Rodd says the phenomenon is a bit like fashions from earlier decades that get recycled over time. “Say, a small group of hipsters in Greenwich, New York City or San Francisco decide to dress like people from the 1970s, then a few fashion designers see them and think, ‘Hey, that’s cool,’ and spread the message that it is cool to dress this way. Eventually lots of people will be dressing this same way and it won’t be novel anymore and it will fall out of fashion, until a decade later when another group of fashion-conscious individuals reinvent 70s fashion again.”
“This fish situation is similar except, in this study, we showed this faddish behaviour in female fish actually translates into males’ success with females and thus their ability to pass their genes to the next generation. New ‘fashions’ appear as new colour combinations arise and eventually the equilibrium that we see today with many, many different colour patterns has been reached. It is like living in a big city — we see a whole range of styles, including goth.”
Over time, the female guppy preference for males with unusual colour patterns, and the invention of new colour morphs and the recycling of old colour morphs should create the incredible array of colour that we see in these fish, Rodd explained.
The research team conducted their experiments in the guppy’s natural habitat — little pools in streams in Trinidad. They caught all of the male and female guppies from four to six pools and sorted them into two types — those with a lot of colour on their tail fin or those with very little colour in their tail fin. In their experimental manipulation, they place the males in the pools so that, in some pools, 75 per cent of the males had a lot of colour on their tails and 25 per cent of the males had little colour on the tails. They used the opposite ratio in other pools. They gave the females a tiny tattoo to identify which pool they were from and put them back in their own pool.

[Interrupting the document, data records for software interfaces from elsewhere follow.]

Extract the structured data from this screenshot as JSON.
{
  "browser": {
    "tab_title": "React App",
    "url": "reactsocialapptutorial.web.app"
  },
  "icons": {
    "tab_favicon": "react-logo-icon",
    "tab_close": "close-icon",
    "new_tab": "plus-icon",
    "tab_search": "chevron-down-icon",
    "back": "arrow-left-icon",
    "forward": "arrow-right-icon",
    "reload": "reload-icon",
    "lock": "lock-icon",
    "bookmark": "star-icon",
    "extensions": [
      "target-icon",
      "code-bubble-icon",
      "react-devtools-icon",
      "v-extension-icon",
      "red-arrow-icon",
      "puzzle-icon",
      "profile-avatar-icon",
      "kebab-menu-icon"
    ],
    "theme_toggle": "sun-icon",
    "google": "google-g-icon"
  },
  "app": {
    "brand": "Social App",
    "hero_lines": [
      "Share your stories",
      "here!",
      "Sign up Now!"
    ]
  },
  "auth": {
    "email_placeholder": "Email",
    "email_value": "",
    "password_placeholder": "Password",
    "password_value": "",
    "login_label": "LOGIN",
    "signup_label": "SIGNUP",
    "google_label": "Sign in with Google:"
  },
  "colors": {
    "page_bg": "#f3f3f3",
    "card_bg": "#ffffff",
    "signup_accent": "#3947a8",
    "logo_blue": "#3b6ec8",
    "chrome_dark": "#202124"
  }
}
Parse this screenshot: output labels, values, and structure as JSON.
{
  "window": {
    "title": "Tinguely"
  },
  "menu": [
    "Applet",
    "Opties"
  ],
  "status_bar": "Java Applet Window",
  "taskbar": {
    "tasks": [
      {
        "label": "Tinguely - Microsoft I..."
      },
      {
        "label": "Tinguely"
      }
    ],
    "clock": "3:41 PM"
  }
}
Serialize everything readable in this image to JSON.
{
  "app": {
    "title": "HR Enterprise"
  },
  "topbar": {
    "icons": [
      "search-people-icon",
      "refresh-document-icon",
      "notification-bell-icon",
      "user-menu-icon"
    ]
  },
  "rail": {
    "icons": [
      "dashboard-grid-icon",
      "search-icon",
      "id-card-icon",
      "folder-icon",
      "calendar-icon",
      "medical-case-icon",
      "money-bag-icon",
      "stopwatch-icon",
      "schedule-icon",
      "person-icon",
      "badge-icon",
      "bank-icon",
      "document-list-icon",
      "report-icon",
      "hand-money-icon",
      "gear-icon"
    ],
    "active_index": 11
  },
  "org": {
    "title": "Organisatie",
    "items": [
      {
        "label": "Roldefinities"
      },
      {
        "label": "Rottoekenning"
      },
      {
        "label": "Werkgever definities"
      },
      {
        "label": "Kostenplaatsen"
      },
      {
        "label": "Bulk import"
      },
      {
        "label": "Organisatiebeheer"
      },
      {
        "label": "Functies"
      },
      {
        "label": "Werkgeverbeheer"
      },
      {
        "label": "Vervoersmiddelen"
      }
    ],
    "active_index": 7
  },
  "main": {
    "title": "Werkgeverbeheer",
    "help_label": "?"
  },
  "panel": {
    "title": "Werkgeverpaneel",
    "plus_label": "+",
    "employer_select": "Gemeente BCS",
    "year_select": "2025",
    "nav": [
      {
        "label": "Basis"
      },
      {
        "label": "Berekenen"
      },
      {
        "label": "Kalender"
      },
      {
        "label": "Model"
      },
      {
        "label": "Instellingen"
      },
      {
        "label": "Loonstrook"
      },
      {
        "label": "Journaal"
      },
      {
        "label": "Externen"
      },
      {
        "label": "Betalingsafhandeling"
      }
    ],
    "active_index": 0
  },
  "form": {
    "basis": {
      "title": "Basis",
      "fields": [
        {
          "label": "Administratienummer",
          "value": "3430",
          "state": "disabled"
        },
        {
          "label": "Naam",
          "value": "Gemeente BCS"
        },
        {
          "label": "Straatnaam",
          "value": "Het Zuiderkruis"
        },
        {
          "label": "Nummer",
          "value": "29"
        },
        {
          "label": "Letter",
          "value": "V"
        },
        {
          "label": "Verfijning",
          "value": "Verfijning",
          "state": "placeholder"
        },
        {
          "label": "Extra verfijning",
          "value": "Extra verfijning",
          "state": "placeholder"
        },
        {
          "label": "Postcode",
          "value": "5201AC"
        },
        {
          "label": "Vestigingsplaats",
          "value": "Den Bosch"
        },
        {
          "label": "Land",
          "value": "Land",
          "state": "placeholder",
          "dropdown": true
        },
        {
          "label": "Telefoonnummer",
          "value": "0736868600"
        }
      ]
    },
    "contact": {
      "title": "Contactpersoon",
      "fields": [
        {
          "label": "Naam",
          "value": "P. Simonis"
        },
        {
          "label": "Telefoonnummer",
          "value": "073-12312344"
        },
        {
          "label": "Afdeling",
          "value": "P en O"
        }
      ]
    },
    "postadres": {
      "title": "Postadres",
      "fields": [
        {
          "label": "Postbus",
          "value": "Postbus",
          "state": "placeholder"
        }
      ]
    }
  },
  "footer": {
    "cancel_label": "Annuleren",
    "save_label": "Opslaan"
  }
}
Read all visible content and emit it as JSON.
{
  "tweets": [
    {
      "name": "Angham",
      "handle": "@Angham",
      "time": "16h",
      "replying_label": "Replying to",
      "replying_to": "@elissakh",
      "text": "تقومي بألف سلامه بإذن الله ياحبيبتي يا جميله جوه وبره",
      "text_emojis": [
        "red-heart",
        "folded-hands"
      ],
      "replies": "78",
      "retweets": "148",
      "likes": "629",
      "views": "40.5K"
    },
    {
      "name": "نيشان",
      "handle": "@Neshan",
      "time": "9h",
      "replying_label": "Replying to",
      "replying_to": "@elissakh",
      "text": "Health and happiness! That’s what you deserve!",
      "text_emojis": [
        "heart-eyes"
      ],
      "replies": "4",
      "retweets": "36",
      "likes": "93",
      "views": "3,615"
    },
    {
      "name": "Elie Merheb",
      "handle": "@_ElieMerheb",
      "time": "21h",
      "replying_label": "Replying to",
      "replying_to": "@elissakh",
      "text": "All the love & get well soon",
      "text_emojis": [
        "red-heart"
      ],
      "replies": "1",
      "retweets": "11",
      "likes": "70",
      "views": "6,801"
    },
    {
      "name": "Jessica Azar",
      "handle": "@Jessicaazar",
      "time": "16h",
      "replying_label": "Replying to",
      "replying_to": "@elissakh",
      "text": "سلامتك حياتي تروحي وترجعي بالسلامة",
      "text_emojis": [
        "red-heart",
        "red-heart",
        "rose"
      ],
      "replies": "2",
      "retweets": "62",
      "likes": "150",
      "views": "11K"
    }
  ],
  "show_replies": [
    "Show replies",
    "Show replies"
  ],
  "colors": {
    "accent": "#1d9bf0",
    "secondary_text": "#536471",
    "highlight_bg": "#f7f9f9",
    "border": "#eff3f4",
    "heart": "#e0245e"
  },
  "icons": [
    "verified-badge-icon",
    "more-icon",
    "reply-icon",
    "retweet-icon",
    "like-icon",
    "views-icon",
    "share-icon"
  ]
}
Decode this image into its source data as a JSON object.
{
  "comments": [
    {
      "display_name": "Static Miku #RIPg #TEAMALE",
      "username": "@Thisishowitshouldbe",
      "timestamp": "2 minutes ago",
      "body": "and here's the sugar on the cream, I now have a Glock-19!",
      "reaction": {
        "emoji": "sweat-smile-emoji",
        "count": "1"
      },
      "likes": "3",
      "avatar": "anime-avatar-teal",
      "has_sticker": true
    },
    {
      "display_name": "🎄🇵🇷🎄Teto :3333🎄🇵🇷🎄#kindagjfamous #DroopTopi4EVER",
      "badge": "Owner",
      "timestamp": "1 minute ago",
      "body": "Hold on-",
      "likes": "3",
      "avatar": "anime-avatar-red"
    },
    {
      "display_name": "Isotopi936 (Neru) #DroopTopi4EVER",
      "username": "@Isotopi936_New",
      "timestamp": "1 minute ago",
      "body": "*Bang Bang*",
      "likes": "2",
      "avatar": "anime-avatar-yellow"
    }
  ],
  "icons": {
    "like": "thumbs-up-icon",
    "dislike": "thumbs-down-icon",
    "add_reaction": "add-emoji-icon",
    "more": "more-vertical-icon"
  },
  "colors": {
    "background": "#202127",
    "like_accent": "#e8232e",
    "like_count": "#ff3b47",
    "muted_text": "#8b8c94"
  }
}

After 16 or 17 days, they collected the females, took them to the lab, raised their offspring and figured out which male was the father of each of the offspring. They repeated this experiment in three different streams, in four to six pools each time. Females consistently preferred the males that were rarer.
The research team includes Kimberly A. Hughes of Florida State University, Anne E. Houde of Lake Forest College in Illinois, and Anna C. Price of the University of Toronto. Their paper, entitled ‘Mating advantage for rare males in wild guppy populations’ will appear in Nature on October 31. The work was supported by grants from the Natural Sciences and Engineering Research Council and the National Science Foundation.